Extracted material

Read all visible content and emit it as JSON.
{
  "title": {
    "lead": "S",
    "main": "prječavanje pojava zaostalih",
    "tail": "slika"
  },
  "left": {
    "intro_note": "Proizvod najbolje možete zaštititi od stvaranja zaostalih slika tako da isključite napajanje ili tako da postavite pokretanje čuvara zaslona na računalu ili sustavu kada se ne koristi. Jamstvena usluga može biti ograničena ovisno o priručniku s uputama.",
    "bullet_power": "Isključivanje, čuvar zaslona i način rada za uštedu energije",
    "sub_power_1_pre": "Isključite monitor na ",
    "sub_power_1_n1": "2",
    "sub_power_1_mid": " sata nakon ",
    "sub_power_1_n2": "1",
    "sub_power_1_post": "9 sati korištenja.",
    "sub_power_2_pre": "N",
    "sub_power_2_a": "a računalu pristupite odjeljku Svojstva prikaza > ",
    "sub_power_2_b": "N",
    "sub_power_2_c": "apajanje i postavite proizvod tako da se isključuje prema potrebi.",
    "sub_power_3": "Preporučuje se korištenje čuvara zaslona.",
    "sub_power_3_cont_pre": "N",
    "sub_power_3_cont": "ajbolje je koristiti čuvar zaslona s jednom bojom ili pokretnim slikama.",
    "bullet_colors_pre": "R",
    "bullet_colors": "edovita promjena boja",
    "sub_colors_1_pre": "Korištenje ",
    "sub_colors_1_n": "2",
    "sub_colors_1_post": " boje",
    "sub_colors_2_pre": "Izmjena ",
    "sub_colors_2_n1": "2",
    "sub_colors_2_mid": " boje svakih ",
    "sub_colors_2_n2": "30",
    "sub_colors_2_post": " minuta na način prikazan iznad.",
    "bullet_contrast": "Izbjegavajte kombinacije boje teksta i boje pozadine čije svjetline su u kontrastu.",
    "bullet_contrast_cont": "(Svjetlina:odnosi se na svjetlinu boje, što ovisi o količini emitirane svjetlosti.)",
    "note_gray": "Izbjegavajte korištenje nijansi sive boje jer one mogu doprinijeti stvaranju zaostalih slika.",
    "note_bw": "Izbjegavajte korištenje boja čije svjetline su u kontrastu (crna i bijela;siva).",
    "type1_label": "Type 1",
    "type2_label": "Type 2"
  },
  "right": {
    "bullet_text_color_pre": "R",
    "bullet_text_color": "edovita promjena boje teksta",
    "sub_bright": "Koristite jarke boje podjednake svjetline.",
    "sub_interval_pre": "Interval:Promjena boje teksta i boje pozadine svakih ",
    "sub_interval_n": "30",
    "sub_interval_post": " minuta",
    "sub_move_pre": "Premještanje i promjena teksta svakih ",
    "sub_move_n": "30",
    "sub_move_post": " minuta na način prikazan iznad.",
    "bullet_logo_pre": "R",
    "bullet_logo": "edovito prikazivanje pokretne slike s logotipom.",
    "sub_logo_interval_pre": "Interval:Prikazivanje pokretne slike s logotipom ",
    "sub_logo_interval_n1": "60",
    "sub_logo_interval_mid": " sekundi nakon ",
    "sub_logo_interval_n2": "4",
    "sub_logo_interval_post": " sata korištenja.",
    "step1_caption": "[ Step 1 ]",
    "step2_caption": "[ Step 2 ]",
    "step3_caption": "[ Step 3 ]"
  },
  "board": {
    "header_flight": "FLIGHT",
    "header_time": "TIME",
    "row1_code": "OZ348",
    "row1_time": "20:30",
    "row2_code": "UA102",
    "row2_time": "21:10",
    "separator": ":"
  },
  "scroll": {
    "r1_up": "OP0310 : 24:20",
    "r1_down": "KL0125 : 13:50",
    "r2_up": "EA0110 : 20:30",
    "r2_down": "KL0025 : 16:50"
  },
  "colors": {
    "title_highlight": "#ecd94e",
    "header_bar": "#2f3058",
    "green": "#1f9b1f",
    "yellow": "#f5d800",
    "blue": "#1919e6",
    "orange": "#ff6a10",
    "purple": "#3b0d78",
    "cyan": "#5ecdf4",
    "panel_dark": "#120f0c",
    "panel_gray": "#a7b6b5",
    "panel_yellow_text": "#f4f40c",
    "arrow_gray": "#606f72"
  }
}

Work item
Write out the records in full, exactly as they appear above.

Output below
Read all visible content and emit it as JSON.
{
  "title": {
    "lead": "S",
    "main": "prječavanje pojava zaostalih",
    "tail": "slika"
  },
  "left": {
    "intro_note": "Proizvod najbolje možete zaštititi od stvaranja zaostalih slika tako da isključite napajanje ili tako da postavite pokretanje čuvara zaslona na računalu ili sustavu kada se ne koristi. Jamstvena usluga može biti ograničena ovisno o priručniku s uputama.",
    "bullet_power": "Isključivanje, čuvar zaslona i način rada za uštedu energije",
    "sub_power_1_pre": "Isključite monitor na ",
    "sub_power_1_n1": "2",
    "sub_power_1_mid": " sata nakon ",
    "sub_power_1_n2": "1",
    "sub_power_1_post": "9 sati korištenja.",
    "sub_power_2_pre": "N",
    "sub_power_2_a": "a računalu pristupite odjeljku Svojstva prikaza > ",
    "sub_power_2_b": "N",
    "sub_power_2_c": "apajanje i postavite proizvod tako da se isključuje prema potrebi.",
    "sub_power_3": "Preporučuje se korištenje čuvara zaslona.",
    "sub_power_3_cont_pre": "N",
    "sub_power_3_cont": "ajbolje je koristiti čuvar zaslona s jednom bojom ili pokretnim slikama.",
    "bullet_colors_pre": "R",
    "bullet_colors": "edovita promjena boja",
    "sub_colors_1_pre": "Korištenje ",
    "sub_colors_1_n": "2",
    "sub_colors_1_post": " boje",
    "sub_colors_2_pre": "Izmjena ",
    "sub_colors_2_n1": "2",
    "sub_colors_2_mid": " boje svakih ",
    "sub_colors_2_n2": "30",
    "sub_colors_2_post": " minuta na način prikazan iznad.",
    "bullet_contrast": "Izbjegavajte kombinacije boje teksta i boje pozadine čije svjetline su u kontrastu.",
    "bullet_contrast_cont": "(Svjetlina:odnosi se na svjetlinu boje, što ovisi o količini emitirane svjetlosti.)",
    "note_gray": "Izbjegavajte korištenje nijansi sive boje jer one mogu doprinijeti stvaranju zaostalih slika.",
    "note_bw": "Izbjegavajte korištenje boja čije svjetline su u kontrastu (crna i bijela;siva).",
    "type1_label": "Type 1",
    "type2_label": "Type 2"
  },
  "right": {
    "bullet_text_color_pre": "R",
    "bullet_text_color": "edovita promjena boje teksta",
    "sub_bright": "Koristite jarke boje podjednake svjetline.",
    "sub_interval_pre": "Interval:Promjena boje teksta i boje pozadine svakih ",
    "sub_interval_n": "30",
    "sub_interval_post": " minuta",
    "sub_move_pre": "Premještanje i promjena teksta svakih ",
    "sub_move_n": "30",
    "sub_move_post": " minuta na način prikazan iznad.",
    "bullet_logo_pre": "R",
    "bullet_logo": "edovito prikazivanje pokretne slike s logotipom.",
    "sub_logo_interval_pre": "Interval:Prikazivanje pokretne slike s logotipom ",
    "sub_logo_interval_n1": "60",
    "sub_logo_interval_mid": " sekundi nakon ",
    "sub_logo_interval_n2": "4",
    "sub_logo_interval_post": " sata korištenja.",
    "step1_caption": "[ Step 1 ]",
    "step2_caption": "[ Step 2 ]",
    "step3_caption": "[ Step 3 ]"
  },
  "board": {
    "header_flight": "FLIGHT",
    "header_time": "TIME",
    "row1_code": "OZ348",
    "row1_time": "20:30",
    "row2_code": "UA102",
    "row2_time": "21:10",
    "separator": ":"
  },
  "scroll": {
    "r1_up": "OP0310 : 24:20",
    "r1_down": "KL0125 : 13:50",
    "r2_up": "EA0110 : 20:30",
    "r2_down": "KL0025 : 16:50"
  },
  "colors": {
    "title_highlight": "#ecd94e",
    "header_bar": "#2f3058",
    "green": "#1f9b1f",
    "yellow": "#f5d800",
    "blue": "#1919e6",
    "orange": "#ff6a10",
    "purple": "#3b0d78",
    "cyan": "#5ecdf4",
    "panel_dark": "#120f0c",
    "panel_gray": "#a7b6b5",
    "panel_yellow_text": "#f4f40c",
    "arrow_gray": "#606f72"
  }
}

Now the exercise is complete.